* _How to complete this task_
When you give the entries again, keep every word as it stands and drop the pictures.

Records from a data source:
──────

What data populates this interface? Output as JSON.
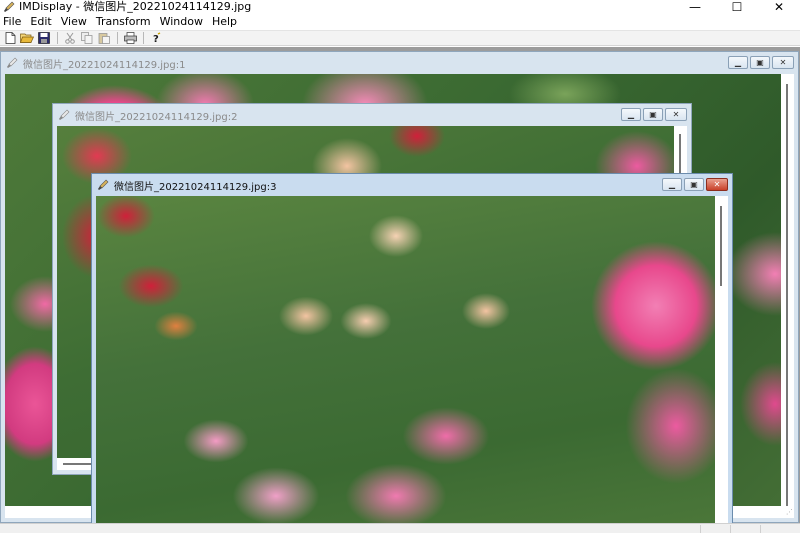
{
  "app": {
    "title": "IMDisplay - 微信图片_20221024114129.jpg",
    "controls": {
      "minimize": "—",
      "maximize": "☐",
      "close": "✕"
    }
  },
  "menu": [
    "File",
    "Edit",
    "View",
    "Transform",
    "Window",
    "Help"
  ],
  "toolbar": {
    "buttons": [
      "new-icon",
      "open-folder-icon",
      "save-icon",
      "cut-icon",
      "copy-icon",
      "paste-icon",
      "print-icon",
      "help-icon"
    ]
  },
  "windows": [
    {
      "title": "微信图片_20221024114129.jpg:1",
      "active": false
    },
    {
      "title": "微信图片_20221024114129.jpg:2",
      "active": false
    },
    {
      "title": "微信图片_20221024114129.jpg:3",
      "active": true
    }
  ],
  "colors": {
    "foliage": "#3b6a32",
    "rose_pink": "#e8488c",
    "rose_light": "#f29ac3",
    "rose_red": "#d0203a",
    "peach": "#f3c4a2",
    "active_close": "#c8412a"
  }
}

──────

* _Exercise response_
What data populates this interface? Output as JSON.
{
  "app": {
    "title": "IMDisplay - 微信图片_20221024114129.jpg",
    "controls": {
      "minimize": "—",
      "maximize": "☐",
      "close": "✕"
    }
  },
  "menu": [
    "File",
    "Edit",
    "View",
    "Transform",
    "Window",
    "Help"
  ],
  "toolbar": {
    "buttons": [
      "new-icon",
      "open-folder-icon",
      "save-icon",
      "cut-icon",
      "copy-icon",
      "paste-icon",
      "print-icon",
      "help-icon"
    ]
  },
  "windows": [
    {
      "title": "微信图片_20221024114129.jpg:1",
      "active": false
    },
    {
      "title": "微信图片_20221024114129.jpg:2",
      "active": false
    },
    {
      "title": "微信图片_20221024114129.jpg:3",
      "active": true
    }
  ],
  "colors": {
    "foliage": "#3b6a32",
    "rose_pink": "#e8488c",
    "rose_light": "#f29ac3",
    "rose_red": "#d0203a",
    "peach": "#f3c4a2",
    "active_close": "#c8412a"
  }
}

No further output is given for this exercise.